INPUT FOR THIS TASK:
════════════════

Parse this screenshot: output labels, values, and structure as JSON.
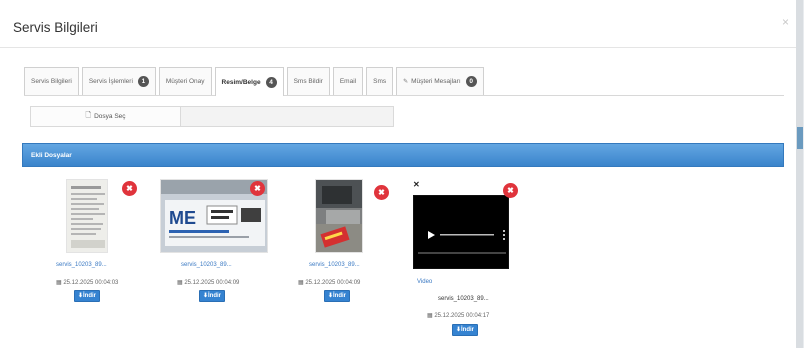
{
  "modal": {
    "title": "Servis Bilgileri",
    "close_icon": "×"
  },
  "tabs": [
    {
      "label": "Servis Bilgileri",
      "badge": null,
      "icon": null,
      "active": false
    },
    {
      "label": "Servis İşlemleri",
      "badge": "1",
      "icon": null,
      "active": false
    },
    {
      "label": "Müşteri Onay",
      "badge": null,
      "icon": null,
      "active": false
    },
    {
      "label": "Resim/Belge",
      "badge": "4",
      "icon": null,
      "active": true
    },
    {
      "label": "Sms Bildir",
      "badge": null,
      "icon": null,
      "active": false
    },
    {
      "label": "Email",
      "badge": null,
      "icon": null,
      "active": false
    },
    {
      "label": "Sms",
      "badge": null,
      "icon": "comments-icon",
      "active": false
    },
    {
      "label": "Müşteri Mesajları",
      "badge": "0",
      "icon": "comments-icon",
      "active": false
    }
  ],
  "upload": {
    "button_label": "Dosya Seç",
    "file_name": ""
  },
  "attachments_section": {
    "title": "Ekli Dosyalar"
  },
  "attachments": [
    {
      "name": "servis_10203_89...",
      "date": "25.12.2025 00:04:03",
      "download_label": "İndir",
      "type": "document"
    },
    {
      "name": "servis_10203_89...",
      "date": "25.12.2025 00:04:09",
      "download_label": "İndir",
      "type": "label-photo"
    },
    {
      "name": "servis_10203_89...",
      "date": "25.12.2025 00:04:09",
      "download_label": "İndir",
      "type": "device-photo"
    },
    {
      "name": "servis_10203_89...",
      "link_label": "Video",
      "date": "25.12.2025 00:04:17",
      "download_label": "İndir",
      "type": "video"
    }
  ],
  "colors": {
    "accent_blue": "#3a84cb",
    "delete_red": "#e0343c",
    "badge_dark": "#555555"
  },
  "icons": {
    "calendar": "calendar-icon",
    "download": "download-icon",
    "delete": "remove-icon",
    "file": "file-icon",
    "play": "play-icon"
  }
}
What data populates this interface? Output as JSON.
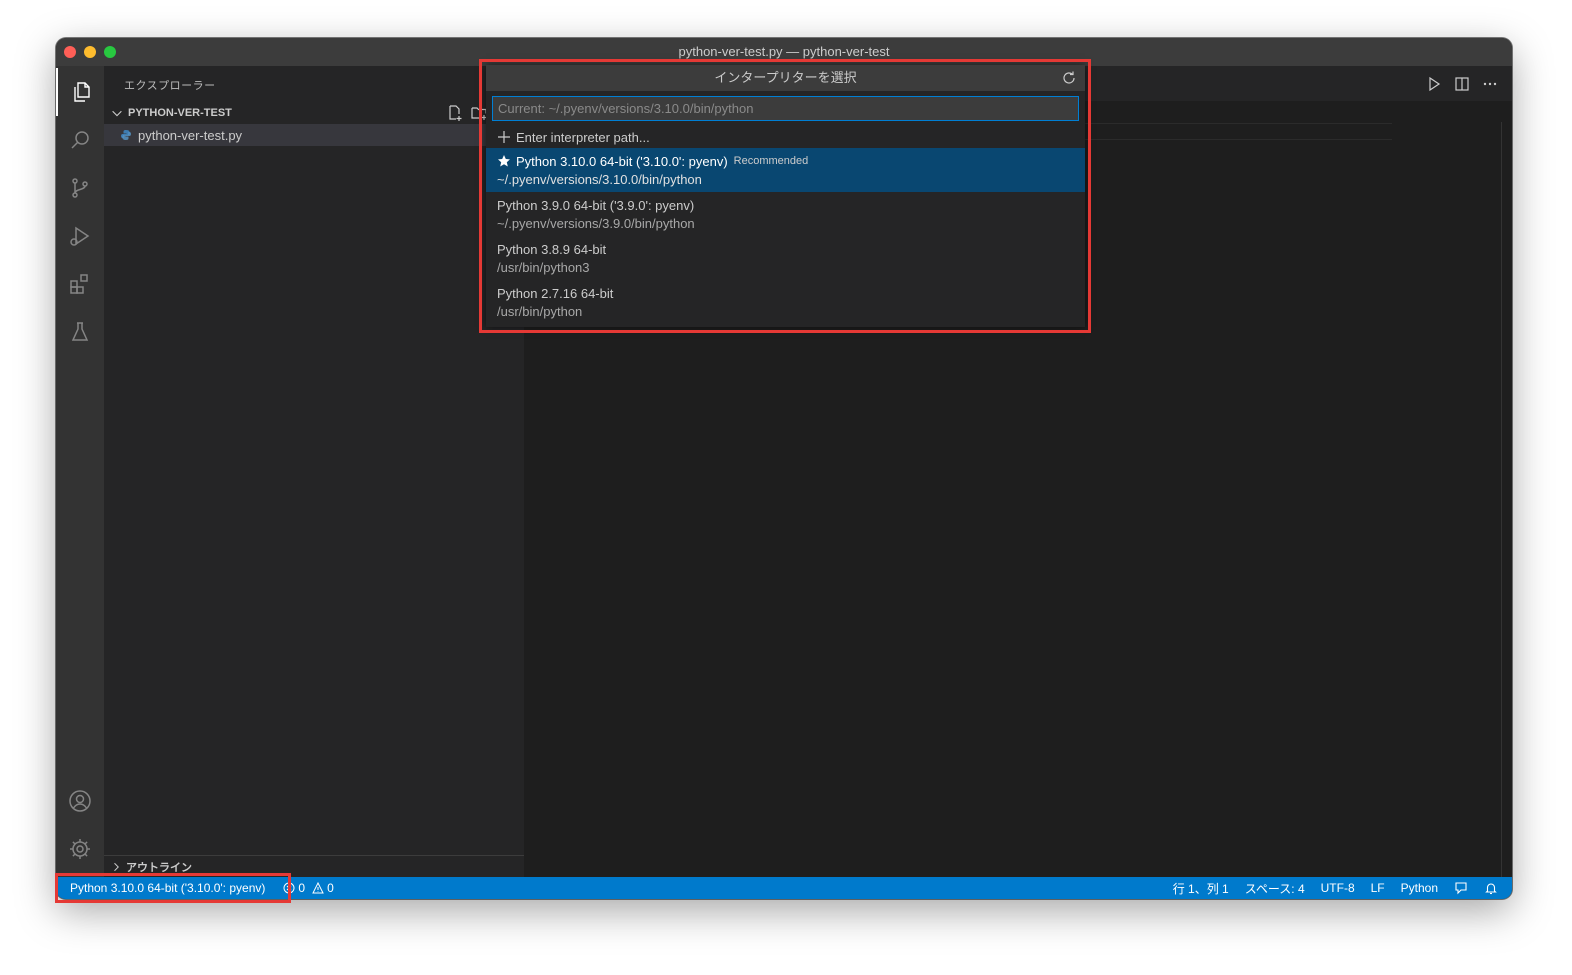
{
  "window": {
    "title": "python-ver-test.py — python-ver-test"
  },
  "sidebar": {
    "title": "エクスプローラー",
    "folder_name": "PYTHON-VER-TEST",
    "files": [
      "python-ver-test.py"
    ],
    "outline_label": "アウトライン"
  },
  "quickpick": {
    "title": "インタープリターを選択",
    "input_placeholder": "Current: ~/.pyenv/versions/3.10.0/bin/python",
    "enter_path_label": "Enter interpreter path...",
    "items": [
      {
        "label": "Python 3.10.0 64-bit ('3.10.0': pyenv)",
        "badge": "Recommended",
        "path": "~/.pyenv/versions/3.10.0/bin/python",
        "selected": true
      },
      {
        "label": "Python 3.9.0 64-bit ('3.9.0': pyenv)",
        "badge": "",
        "path": "~/.pyenv/versions/3.9.0/bin/python",
        "selected": false
      },
      {
        "label": "Python 3.8.9 64-bit",
        "badge": "",
        "path": "/usr/bin/python3",
        "selected": false
      },
      {
        "label": "Python 2.7.16 64-bit",
        "badge": "",
        "path": "/usr/bin/python",
        "selected": false
      }
    ]
  },
  "statusbar": {
    "interpreter": "Python 3.10.0 64-bit ('3.10.0': pyenv)",
    "errors": "0",
    "warnings": "0",
    "cursor_position": "行 1、列 1",
    "indent": "スペース: 4",
    "encoding": "UTF-8",
    "eol": "LF",
    "language": "Python"
  },
  "colors": {
    "statusbar_bg": "#007acc",
    "selection_bg": "#094771",
    "highlight_red": "#e53935"
  },
  "icons": {
    "activitybar": [
      "files-icon",
      "search-icon",
      "source-control-icon",
      "run-debug-icon",
      "extensions-icon",
      "testing-icon",
      "account-icon",
      "settings-gear-icon"
    ],
    "editor_actions": [
      "run-icon",
      "split-editor-icon",
      "more-actions-icon"
    ]
  }
}
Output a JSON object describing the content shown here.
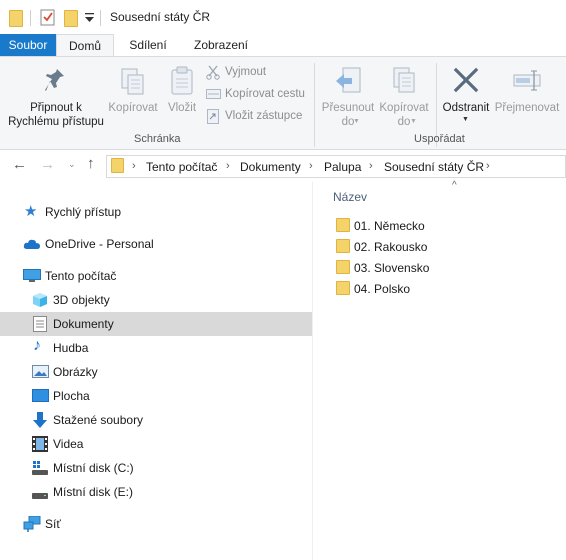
{
  "window": {
    "title": "Sousední státy ČR"
  },
  "tabs": [
    "Soubor",
    "Domů",
    "Sdílení",
    "Zobrazení"
  ],
  "ribbon": {
    "pin": "Připnout k\nRychlému přístupu",
    "copy": "Kopírovat",
    "paste": "Vložit",
    "cut": "Vyjmout",
    "copy_path": "Kopírovat cestu",
    "paste_shortcut": "Vložit zástupce",
    "clipboard_group": "Schránka",
    "move_to": "Přesunout\ndo",
    "copy_to": "Kopírovat\ndo",
    "delete": "Odstranit",
    "rename": "Přejmenovat",
    "organize_group": "Uspořádat"
  },
  "address": {
    "crumbs": [
      "Tento počítač",
      "Dokumenty",
      "Palupa",
      "Sousední státy ČR"
    ]
  },
  "nav": {
    "quick_access": "Rychlý přístup",
    "onedrive": "OneDrive - Personal",
    "this_pc": "Tento počítač",
    "items": [
      "3D objekty",
      "Dokumenty",
      "Hudba",
      "Obrázky",
      "Plocha",
      "Stažené soubory",
      "Videa",
      "Místní disk (C:)",
      "Místní disk (E:)"
    ],
    "network": "Síť",
    "selected": "Dokumenty"
  },
  "content": {
    "column_name": "Název",
    "folders": [
      "01. Německo",
      "02. Rakousko",
      "03. Slovensko",
      "04. Polsko"
    ]
  },
  "colors": {
    "accent": "#1979ca",
    "folder": "#f5d36b",
    "selected_bg": "#d9d9d9"
  }
}
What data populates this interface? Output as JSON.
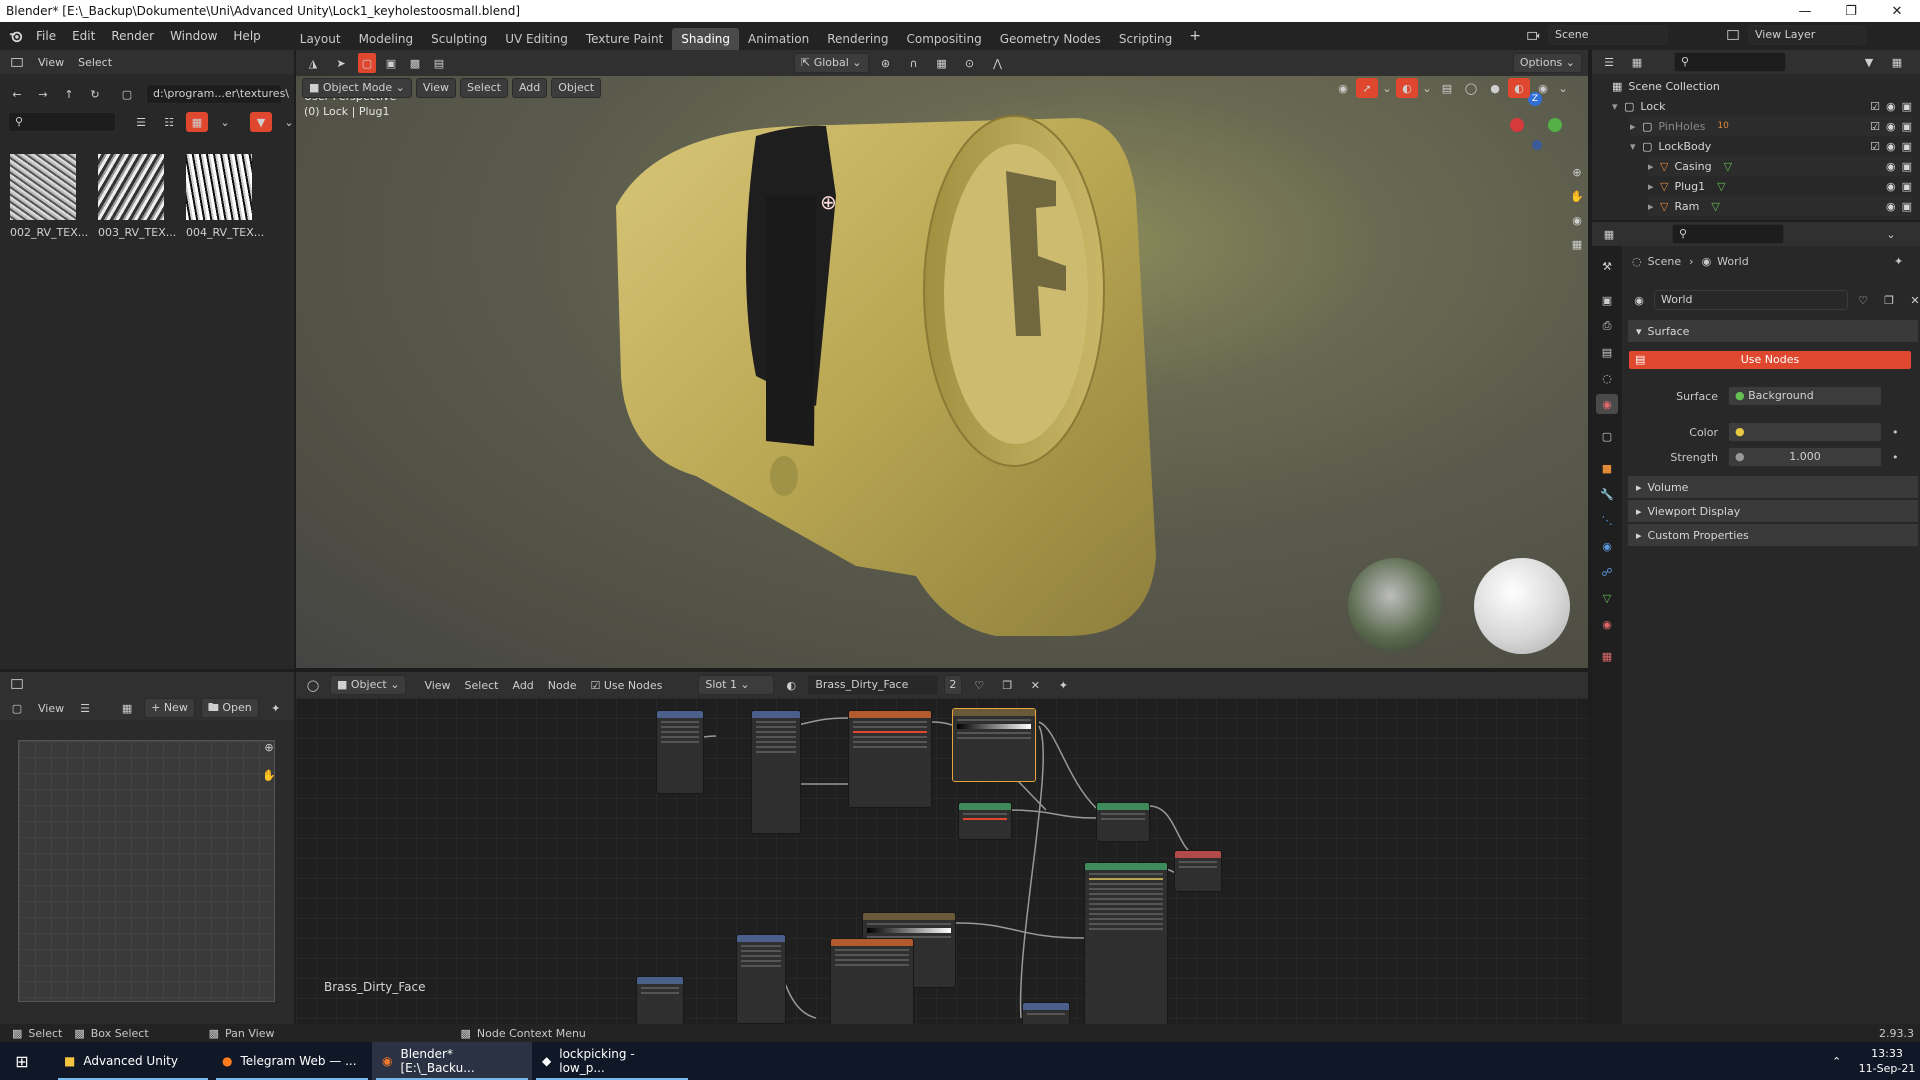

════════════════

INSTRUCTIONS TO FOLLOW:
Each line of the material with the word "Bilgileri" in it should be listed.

ANSWER:
    "title": "Servis Bilgileri",
      "label": "Servis Bilgileri",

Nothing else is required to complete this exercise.